Material for this task START
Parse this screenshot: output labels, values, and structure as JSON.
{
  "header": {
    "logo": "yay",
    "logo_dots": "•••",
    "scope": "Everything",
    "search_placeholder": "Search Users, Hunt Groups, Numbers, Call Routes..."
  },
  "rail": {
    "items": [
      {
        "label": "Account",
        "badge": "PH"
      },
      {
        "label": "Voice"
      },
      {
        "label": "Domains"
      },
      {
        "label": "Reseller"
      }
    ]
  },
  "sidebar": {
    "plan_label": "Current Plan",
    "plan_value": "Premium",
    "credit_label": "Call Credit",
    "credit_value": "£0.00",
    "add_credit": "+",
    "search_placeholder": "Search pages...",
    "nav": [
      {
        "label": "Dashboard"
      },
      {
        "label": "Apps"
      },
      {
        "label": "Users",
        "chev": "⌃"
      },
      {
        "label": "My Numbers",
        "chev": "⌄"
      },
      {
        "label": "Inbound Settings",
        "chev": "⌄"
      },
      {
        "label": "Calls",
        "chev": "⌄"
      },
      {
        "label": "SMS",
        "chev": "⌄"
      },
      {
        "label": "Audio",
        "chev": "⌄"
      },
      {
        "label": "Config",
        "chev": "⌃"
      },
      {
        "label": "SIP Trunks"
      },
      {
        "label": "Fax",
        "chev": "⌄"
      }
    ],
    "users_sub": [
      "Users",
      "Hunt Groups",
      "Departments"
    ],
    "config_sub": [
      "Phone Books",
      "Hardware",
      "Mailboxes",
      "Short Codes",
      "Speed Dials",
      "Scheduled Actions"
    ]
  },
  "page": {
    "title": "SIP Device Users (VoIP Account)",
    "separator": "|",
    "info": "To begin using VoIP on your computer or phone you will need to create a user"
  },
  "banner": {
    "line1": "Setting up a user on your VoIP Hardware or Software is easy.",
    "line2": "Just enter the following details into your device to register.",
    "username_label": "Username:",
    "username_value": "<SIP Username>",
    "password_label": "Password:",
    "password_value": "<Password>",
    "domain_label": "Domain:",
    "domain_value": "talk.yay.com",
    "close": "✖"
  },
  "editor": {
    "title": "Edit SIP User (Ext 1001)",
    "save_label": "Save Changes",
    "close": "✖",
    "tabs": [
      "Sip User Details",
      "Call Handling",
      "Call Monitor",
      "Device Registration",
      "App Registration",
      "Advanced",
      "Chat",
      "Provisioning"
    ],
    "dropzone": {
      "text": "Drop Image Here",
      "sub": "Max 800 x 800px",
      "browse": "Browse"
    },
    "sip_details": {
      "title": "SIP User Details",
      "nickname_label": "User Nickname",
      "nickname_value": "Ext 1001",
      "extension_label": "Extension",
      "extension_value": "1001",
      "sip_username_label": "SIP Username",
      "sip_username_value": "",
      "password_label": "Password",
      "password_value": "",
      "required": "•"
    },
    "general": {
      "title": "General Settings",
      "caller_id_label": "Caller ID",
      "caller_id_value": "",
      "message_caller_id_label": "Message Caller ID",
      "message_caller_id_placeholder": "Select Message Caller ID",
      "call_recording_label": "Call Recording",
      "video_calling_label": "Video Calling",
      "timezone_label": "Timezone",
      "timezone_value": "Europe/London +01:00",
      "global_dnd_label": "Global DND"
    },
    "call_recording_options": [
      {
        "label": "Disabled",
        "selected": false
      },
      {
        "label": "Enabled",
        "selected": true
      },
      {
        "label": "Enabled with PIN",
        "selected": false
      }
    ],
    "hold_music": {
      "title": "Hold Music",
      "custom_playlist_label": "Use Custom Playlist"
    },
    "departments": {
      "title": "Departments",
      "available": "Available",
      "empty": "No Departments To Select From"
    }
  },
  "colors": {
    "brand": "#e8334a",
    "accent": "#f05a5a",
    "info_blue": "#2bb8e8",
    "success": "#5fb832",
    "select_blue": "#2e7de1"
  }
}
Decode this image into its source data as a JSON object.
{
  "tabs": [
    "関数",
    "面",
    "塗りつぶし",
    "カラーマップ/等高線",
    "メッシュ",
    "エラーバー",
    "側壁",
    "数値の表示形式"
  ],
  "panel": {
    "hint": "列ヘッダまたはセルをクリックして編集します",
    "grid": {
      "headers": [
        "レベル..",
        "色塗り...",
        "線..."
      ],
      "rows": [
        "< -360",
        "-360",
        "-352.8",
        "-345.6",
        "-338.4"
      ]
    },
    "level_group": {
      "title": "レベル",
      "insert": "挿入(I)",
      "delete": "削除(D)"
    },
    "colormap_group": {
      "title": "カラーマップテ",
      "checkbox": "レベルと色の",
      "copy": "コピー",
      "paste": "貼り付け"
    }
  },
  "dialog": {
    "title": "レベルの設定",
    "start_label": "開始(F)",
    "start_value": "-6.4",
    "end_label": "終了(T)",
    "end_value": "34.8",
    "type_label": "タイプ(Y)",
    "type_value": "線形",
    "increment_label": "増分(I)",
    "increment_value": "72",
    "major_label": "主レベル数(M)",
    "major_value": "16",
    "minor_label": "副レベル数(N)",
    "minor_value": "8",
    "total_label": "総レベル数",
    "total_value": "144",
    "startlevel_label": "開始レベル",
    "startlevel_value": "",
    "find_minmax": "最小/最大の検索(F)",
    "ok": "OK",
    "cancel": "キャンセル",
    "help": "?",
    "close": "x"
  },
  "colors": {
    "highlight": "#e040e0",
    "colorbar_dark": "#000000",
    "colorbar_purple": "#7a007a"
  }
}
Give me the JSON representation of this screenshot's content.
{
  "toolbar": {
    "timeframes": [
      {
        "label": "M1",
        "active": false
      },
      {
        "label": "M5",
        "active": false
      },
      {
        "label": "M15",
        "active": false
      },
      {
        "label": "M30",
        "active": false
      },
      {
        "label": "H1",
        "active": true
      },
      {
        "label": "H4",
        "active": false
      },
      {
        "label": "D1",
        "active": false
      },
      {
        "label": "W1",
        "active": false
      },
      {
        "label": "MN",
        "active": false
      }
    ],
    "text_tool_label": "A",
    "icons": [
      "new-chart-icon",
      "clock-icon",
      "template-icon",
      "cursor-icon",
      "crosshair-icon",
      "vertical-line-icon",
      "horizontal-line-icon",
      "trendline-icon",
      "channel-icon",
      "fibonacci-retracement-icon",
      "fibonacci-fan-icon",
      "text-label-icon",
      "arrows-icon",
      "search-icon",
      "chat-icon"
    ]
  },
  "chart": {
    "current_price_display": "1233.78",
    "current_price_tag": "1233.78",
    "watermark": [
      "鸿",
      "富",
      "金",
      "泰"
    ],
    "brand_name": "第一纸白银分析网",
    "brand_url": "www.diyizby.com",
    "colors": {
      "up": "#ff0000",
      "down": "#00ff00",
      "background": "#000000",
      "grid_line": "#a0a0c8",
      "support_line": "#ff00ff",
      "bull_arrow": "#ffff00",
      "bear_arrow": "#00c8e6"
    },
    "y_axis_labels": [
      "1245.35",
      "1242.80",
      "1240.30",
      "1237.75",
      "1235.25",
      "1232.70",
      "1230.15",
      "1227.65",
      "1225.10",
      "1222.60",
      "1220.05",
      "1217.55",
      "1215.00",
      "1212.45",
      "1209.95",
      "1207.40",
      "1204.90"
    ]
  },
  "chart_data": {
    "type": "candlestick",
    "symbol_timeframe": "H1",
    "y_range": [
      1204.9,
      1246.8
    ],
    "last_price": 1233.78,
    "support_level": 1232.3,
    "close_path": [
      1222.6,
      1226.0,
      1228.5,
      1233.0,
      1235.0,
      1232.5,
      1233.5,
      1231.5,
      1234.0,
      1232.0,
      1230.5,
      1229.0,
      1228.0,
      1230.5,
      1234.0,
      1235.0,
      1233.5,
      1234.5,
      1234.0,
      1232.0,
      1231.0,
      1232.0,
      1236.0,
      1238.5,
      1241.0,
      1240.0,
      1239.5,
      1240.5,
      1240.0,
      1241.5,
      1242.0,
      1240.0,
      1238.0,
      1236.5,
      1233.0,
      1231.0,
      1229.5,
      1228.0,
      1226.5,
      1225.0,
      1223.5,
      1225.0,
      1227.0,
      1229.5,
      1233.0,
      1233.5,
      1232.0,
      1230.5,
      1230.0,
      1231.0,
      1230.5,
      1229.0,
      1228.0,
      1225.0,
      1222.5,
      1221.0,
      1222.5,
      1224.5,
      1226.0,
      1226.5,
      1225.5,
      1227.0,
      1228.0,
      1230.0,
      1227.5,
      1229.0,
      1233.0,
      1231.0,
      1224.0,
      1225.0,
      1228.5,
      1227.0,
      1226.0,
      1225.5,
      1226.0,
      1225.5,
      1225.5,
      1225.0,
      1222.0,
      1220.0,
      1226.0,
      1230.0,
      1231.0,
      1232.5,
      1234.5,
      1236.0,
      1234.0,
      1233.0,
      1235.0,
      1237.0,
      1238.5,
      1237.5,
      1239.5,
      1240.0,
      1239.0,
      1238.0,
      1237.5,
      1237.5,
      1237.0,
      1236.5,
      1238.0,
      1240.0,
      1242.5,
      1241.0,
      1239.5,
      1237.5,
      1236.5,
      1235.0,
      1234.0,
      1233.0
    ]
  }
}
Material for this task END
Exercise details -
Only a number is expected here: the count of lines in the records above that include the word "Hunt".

Task solution -
2